■ YOUR OBJECTIVE: Even where a line looks wrong, copy it exactly and include every entry.

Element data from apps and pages
• • • •

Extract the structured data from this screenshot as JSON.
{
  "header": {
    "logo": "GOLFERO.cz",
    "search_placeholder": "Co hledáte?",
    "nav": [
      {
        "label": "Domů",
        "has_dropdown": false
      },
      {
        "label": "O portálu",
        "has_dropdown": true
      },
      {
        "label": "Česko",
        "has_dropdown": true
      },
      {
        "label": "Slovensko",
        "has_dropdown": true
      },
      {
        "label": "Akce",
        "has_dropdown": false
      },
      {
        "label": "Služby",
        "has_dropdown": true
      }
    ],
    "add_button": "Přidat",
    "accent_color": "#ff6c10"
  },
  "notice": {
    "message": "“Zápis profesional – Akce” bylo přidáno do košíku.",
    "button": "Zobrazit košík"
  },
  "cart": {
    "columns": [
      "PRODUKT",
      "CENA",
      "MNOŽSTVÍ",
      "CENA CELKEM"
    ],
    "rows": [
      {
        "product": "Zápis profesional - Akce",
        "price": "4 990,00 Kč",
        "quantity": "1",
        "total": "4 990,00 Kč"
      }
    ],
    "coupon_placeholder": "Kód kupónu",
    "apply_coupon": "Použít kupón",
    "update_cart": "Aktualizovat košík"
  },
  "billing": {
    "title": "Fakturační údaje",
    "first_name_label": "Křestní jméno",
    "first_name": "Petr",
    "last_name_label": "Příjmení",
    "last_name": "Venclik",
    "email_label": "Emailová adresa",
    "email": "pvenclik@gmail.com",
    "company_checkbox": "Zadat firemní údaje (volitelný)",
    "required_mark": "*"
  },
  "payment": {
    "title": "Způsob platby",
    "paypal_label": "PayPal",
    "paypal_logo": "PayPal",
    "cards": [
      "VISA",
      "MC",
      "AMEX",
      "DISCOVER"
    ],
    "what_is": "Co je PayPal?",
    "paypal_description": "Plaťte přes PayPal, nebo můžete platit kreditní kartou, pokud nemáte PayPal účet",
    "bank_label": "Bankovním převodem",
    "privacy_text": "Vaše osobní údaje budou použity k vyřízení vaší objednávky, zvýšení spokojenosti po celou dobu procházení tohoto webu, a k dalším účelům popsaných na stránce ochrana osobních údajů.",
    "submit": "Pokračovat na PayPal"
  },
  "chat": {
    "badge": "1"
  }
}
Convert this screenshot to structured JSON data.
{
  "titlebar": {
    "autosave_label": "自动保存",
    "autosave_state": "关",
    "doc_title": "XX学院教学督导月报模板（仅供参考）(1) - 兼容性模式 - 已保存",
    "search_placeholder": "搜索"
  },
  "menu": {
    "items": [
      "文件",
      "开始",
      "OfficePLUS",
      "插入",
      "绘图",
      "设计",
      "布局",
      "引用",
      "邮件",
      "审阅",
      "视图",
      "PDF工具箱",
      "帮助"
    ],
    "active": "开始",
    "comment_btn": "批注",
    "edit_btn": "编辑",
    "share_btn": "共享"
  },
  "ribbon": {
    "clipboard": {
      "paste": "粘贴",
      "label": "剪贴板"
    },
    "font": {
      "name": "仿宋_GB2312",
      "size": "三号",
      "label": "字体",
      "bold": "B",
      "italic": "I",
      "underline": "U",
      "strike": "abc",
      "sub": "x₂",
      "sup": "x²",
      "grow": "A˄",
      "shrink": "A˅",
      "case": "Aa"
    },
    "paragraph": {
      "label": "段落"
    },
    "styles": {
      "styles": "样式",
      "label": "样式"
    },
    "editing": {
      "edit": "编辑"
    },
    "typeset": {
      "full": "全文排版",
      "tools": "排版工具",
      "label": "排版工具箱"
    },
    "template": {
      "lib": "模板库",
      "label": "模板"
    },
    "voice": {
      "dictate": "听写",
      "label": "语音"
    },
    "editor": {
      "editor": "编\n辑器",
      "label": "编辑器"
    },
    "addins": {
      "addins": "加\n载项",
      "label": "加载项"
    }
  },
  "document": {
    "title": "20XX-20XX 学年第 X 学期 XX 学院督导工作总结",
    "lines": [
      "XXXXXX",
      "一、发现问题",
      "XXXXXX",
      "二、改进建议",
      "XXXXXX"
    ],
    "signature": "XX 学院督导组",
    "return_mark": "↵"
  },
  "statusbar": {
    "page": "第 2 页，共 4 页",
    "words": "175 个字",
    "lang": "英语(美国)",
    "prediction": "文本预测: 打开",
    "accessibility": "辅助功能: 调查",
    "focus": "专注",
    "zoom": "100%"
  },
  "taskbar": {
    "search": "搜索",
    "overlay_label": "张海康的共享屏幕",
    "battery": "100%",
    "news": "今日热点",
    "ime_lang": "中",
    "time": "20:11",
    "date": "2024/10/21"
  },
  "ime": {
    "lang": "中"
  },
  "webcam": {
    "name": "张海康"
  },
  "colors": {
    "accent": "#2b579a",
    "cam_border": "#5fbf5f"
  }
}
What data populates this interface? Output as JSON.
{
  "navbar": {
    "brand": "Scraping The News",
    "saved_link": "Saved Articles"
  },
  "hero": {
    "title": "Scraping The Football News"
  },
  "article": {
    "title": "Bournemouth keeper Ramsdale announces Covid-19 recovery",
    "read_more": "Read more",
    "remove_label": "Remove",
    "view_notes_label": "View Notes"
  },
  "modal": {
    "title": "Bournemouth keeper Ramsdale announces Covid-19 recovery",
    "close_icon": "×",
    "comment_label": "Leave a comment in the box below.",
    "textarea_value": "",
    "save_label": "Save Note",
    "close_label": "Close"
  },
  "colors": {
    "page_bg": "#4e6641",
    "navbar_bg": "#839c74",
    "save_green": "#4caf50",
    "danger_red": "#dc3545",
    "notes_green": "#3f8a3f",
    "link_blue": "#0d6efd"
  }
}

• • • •

■ RESULT BELOW:
Extract the structured data from this screenshot as JSON.
{
  "header": {
    "logo": "GOLFERO.cz",
    "search_placeholder": "Co hledáte?",
    "nav": [
      {
        "label": "Domů",
        "has_dropdown": false
      },
      {
        "label": "O portálu",
        "has_dropdown": true
      },
      {
        "label": "Česko",
        "has_dropdown": true
      },
      {
        "label": "Slovensko",
        "has_dropdown": true
      },
      {
        "label": "Akce",
        "has_dropdown": false
      },
      {
        "label": "Služby",
        "has_dropdown": true
      }
    ],
    "add_button": "Přidat",
    "accent_color": "#ff6c10"
  },
  "notice": {
    "message": "“Zápis profesional – Akce” bylo přidáno do košíku.",
    "button": "Zobrazit košík"
  },
  "cart": {
    "columns": [
      "PRODUKT",
      "CENA",
      "MNOŽSTVÍ",
      "CENA CELKEM"
    ],
    "rows": [
      {
        "product": "Zápis profesional - Akce",
        "price": "4 990,00 Kč",
        "quantity": "1",
        "total": "4 990,00 Kč"
      }
    ],
    "coupon_placeholder": "Kód kupónu",
    "apply_coupon": "Použít kupón",
    "update_cart": "Aktualizovat košík"
  },
  "billing": {
    "title": "Fakturační údaje",
    "first_name_label": "Křestní jméno",
    "first_name": "Petr",
    "last_name_label": "Příjmení",
    "last_name": "Venclik",
    "email_label": "Emailová adresa",
    "email": "pvenclik@gmail.com",
    "company_checkbox": "Zadat firemní údaje (volitelný)",
    "required_mark": "*"
  },
  "payment": {
    "title": "Způsob platby",
    "paypal_label": "PayPal",
    "paypal_logo": "PayPal",
    "cards": [
      "VISA",
      "MC",
      "AMEX",
      "DISCOVER"
    ],
    "what_is": "Co je PayPal?",
    "paypal_description": "Plaťte přes PayPal, nebo můžete platit kreditní kartou, pokud nemáte PayPal účet",
    "bank_label": "Bankovním převodem",
    "privacy_text": "Vaše osobní údaje budou použity k vyřízení vaší objednávky, zvýšení spokojenosti po celou dobu procházení tohoto webu, a k dalším účelům popsaných na stránce ochrana osobních údajů.",
    "submit": "Pokračovat na PayPal"
  },
  "chat": {
    "badge": "1"
  }
}
Convert this screenshot to structured JSON data.
{
  "titlebar": {
    "autosave_label": "自动保存",
    "autosave_state": "关",
    "doc_title": "XX学院教学督导月报模板（仅供参考）(1) - 兼容性模式 - 已保存",
    "search_placeholder": "搜索"
  },
  "menu": {
    "items": [
      "文件",
      "开始",
      "OfficePLUS",
      "插入",
      "绘图",
      "设计",
      "布局",
      "引用",
      "邮件",
      "审阅",
      "视图",
      "PDF工具箱",
      "帮助"
    ],
    "active": "开始",
    "comment_btn": "批注",
    "edit_btn": "编辑",
    "share_btn": "共享"
  },
  "ribbon": {
    "clipboard": {
      "paste": "粘贴",
      "label": "剪贴板"
    },
    "font": {
      "name": "仿宋_GB2312",
      "size": "三号",
      "label": "字体",
      "bold": "B",
      "italic": "I",
      "underline": "U",
      "strike": "abc",
      "sub": "x₂",
      "sup": "x²",
      "grow": "A˄",
      "shrink": "A˅",
      "case": "Aa"
    },
    "paragraph": {
      "label": "段落"
    },
    "styles": {
      "styles": "样式",
      "label": "样式"
    },
    "editing": {
      "edit": "编辑"
    },
    "typeset": {
      "full": "全文排版",
      "tools": "排版工具",
      "label": "排版工具箱"
    },
    "template": {
      "lib": "模板库",
      "label": "模板"
    },
    "voice": {
      "dictate": "听写",
      "label": "语音"
    },
    "editor": {
      "editor": "编\n辑器",
      "label": "编辑器"
    },
    "addins": {
      "addins": "加\n载项",
      "label": "加载项"
    }
  },
  "document": {
    "title": "20XX-20XX 学年第 X 学期 XX 学院督导工作总结",
    "lines": [
      "XXXXXX",
      "一、发现问题",
      "XXXXXX",
      "二、改进建议",
      "XXXXXX"
    ],
    "signature": "XX 学院督导组",
    "return_mark": "↵"
  },
  "statusbar": {
    "page": "第 2 页，共 4 页",
    "words": "175 个字",
    "lang": "英语(美国)",
    "prediction": "文本预测: 打开",
    "accessibility": "辅助功能: 调查",
    "focus": "专注",
    "zoom": "100%"
  },
  "taskbar": {
    "search": "搜索",
    "overlay_label": "张海康的共享屏幕",
    "battery": "100%",
    "news": "今日热点",
    "ime_lang": "中",
    "time": "20:11",
    "date": "2024/10/21"
  },
  "ime": {
    "lang": "中"
  },
  "webcam": {
    "name": "张海康"
  },
  "colors": {
    "accent": "#2b579a",
    "cam_border": "#5fbf5f"
  }
}
What data populates this interface? Output as JSON.
{
  "navbar": {
    "brand": "Scraping The News",
    "saved_link": "Saved Articles"
  },
  "hero": {
    "title": "Scraping The Football News"
  },
  "article": {
    "title": "Bournemouth keeper Ramsdale announces Covid-19 recovery",
    "read_more": "Read more",
    "remove_label": "Remove",
    "view_notes_label": "View Notes"
  },
  "modal": {
    "title": "Bournemouth keeper Ramsdale announces Covid-19 recovery",
    "close_icon": "×",
    "comment_label": "Leave a comment in the box below.",
    "textarea_value": "",
    "save_label": "Save Note",
    "close_label": "Close"
  },
  "colors": {
    "page_bg": "#4e6641",
    "navbar_bg": "#839c74",
    "save_green": "#4caf50",
    "danger_red": "#dc3545",
    "notes_green": "#3f8a3f",
    "link_blue": "#0d6efd"
  }
}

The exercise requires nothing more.